> _Dataset records_:
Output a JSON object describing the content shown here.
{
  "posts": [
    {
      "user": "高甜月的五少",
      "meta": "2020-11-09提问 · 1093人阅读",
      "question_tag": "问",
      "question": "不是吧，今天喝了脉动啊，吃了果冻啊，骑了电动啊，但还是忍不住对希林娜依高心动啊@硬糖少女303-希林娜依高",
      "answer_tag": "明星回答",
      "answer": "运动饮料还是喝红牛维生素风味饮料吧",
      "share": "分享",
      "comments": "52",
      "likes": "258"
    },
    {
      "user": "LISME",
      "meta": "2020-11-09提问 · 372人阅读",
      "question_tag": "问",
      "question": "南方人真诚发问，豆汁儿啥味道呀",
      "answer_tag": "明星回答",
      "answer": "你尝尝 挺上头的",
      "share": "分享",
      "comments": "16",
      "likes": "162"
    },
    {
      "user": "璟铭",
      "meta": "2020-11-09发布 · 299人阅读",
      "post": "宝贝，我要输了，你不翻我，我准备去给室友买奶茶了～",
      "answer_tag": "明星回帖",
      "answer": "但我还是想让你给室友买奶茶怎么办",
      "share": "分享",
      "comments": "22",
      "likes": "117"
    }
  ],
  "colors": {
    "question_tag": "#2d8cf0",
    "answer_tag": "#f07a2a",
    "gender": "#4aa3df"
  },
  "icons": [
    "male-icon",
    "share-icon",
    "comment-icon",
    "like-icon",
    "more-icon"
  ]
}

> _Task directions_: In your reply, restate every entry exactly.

> _Result for this task_:
Output a JSON object describing the content shown here.
{
  "posts": [
    {
      "user": "高甜月的五少",
      "meta": "2020-11-09提问 · 1093人阅读",
      "question_tag": "问",
      "question": "不是吧，今天喝了脉动啊，吃了果冻啊，骑了电动啊，但还是忍不住对希林娜依高心动啊@硬糖少女303-希林娜依高",
      "answer_tag": "明星回答",
      "answer": "运动饮料还是喝红牛维生素风味饮料吧",
      "share": "分享",
      "comments": "52",
      "likes": "258"
    },
    {
      "user": "LISME",
      "meta": "2020-11-09提问 · 372人阅读",
      "question_tag": "问",
      "question": "南方人真诚发问，豆汁儿啥味道呀",
      "answer_tag": "明星回答",
      "answer": "你尝尝 挺上头的",
      "share": "分享",
      "comments": "16",
      "likes": "162"
    },
    {
      "user": "璟铭",
      "meta": "2020-11-09发布 · 299人阅读",
      "post": "宝贝，我要输了，你不翻我，我准备去给室友买奶茶了～",
      "answer_tag": "明星回帖",
      "answer": "但我还是想让你给室友买奶茶怎么办",
      "share": "分享",
      "comments": "22",
      "likes": "117"
    }
  ],
  "colors": {
    "question_tag": "#2d8cf0",
    "answer_tag": "#f07a2a",
    "gender": "#4aa3df"
  },
  "icons": [
    "male-icon",
    "share-icon",
    "comment-icon",
    "like-icon",
    "more-icon"
  ]
}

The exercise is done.